[[ RECORD EXTRACTS, beginning ]]
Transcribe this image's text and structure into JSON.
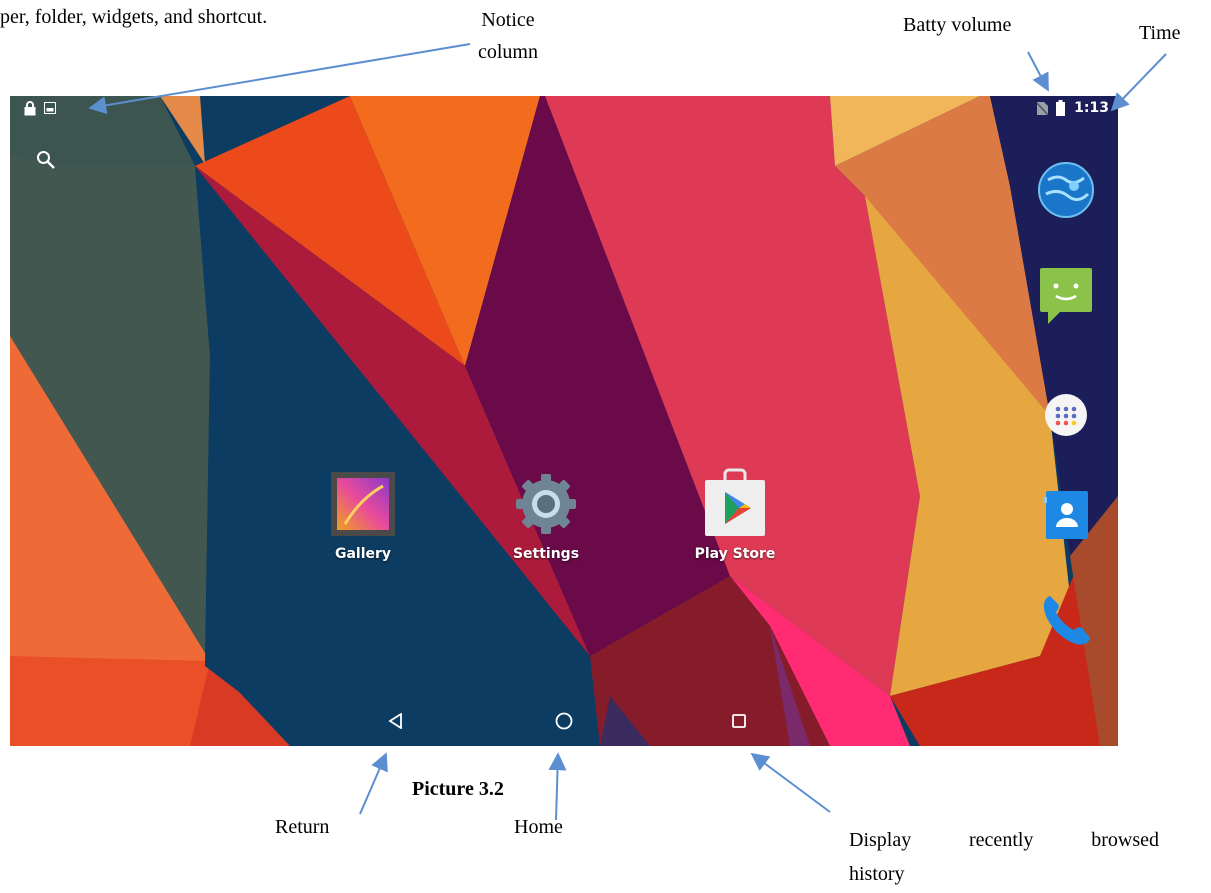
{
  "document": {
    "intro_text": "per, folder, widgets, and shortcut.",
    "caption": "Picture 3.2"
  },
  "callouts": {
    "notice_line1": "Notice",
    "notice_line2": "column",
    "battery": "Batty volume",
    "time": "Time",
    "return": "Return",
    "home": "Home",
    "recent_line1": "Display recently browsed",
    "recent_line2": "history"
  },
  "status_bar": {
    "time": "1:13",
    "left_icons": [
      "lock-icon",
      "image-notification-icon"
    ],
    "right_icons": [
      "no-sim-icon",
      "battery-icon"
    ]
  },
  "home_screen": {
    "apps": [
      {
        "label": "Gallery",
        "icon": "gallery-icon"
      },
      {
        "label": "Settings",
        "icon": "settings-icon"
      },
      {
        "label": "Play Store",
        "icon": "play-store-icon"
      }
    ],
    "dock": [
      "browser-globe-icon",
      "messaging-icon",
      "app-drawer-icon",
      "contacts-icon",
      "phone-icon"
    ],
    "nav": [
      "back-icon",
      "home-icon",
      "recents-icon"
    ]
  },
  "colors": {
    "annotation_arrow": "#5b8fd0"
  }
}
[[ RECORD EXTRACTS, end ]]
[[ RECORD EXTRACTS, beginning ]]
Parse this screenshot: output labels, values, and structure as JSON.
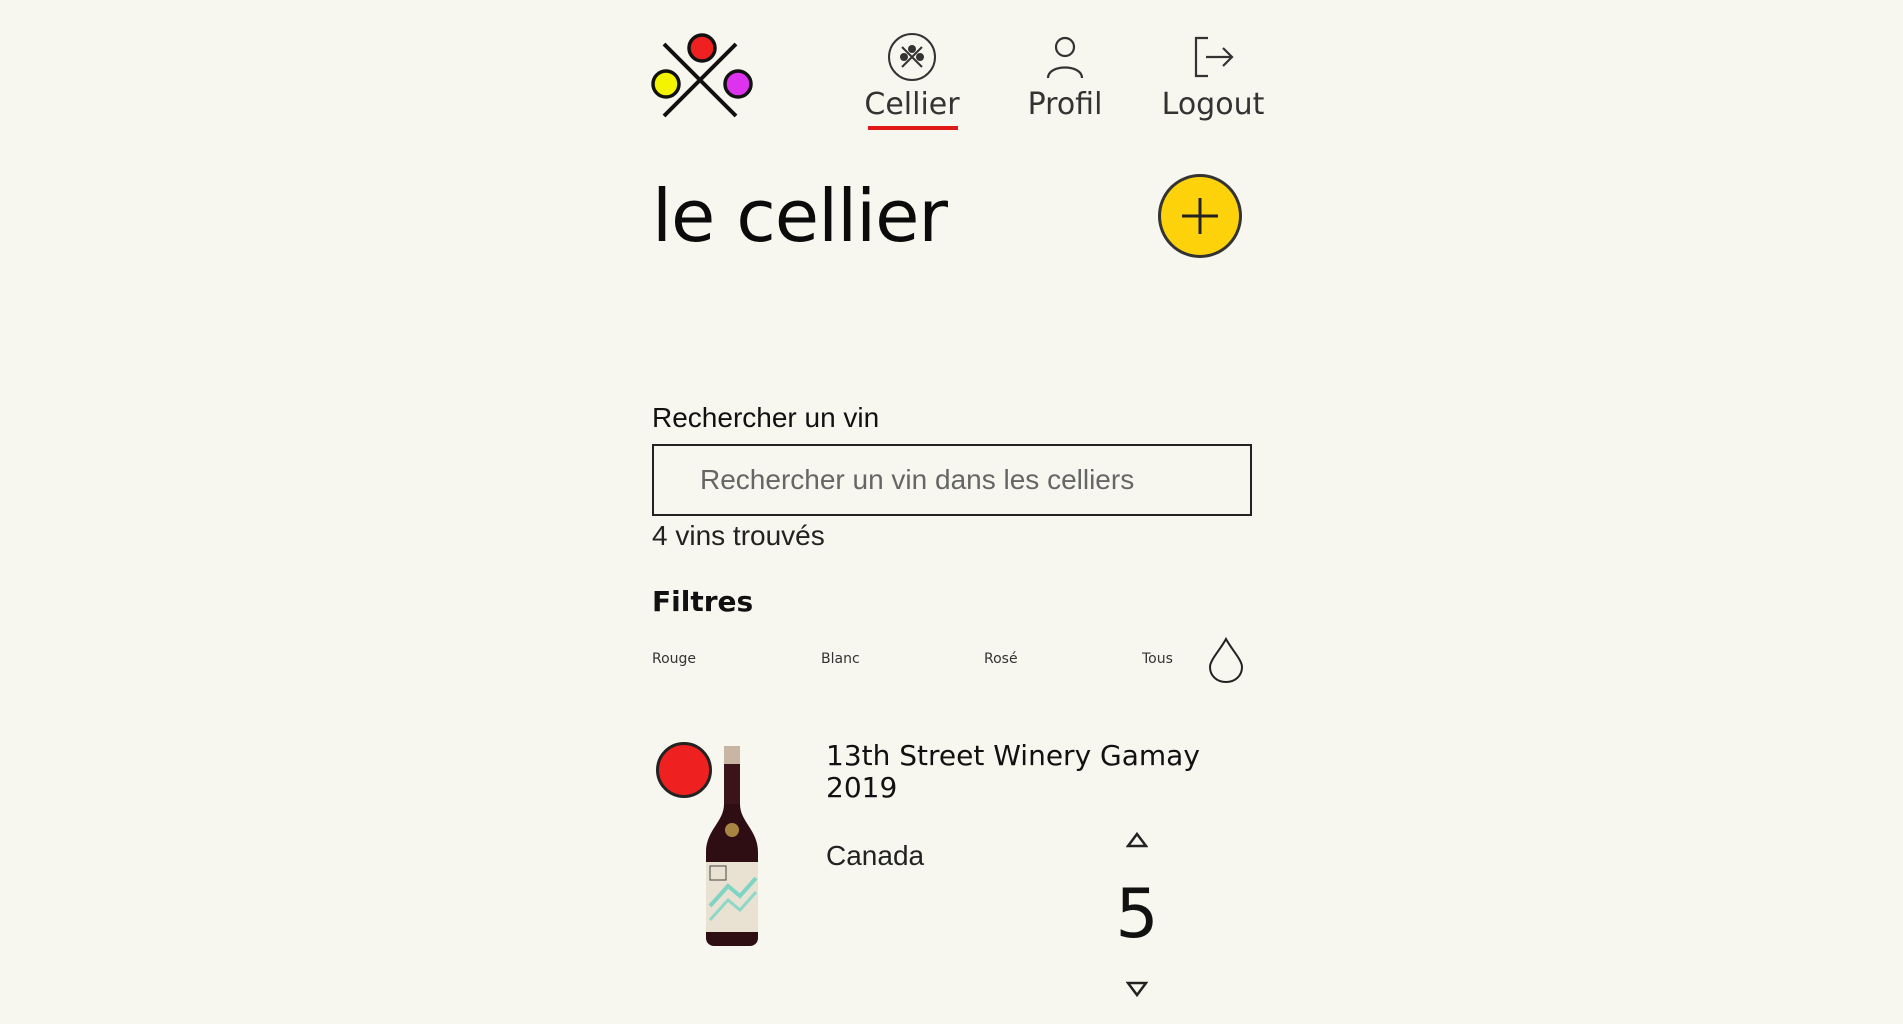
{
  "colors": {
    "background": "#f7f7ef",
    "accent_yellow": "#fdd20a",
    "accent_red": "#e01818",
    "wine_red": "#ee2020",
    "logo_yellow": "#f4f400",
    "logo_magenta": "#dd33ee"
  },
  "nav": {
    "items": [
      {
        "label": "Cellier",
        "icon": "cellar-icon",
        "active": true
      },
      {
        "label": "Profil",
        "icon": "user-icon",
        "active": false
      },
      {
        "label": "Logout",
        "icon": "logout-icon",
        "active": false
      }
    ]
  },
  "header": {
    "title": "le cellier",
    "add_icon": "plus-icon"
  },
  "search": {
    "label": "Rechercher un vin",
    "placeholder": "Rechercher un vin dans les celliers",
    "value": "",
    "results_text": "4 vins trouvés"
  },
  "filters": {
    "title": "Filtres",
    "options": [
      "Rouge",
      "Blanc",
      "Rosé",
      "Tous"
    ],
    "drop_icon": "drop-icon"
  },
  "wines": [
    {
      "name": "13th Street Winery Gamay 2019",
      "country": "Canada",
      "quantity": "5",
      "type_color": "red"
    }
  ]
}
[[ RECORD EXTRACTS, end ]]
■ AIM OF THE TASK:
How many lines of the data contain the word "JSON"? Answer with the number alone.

■ SOLUTION TO THIS EXERCISE:
2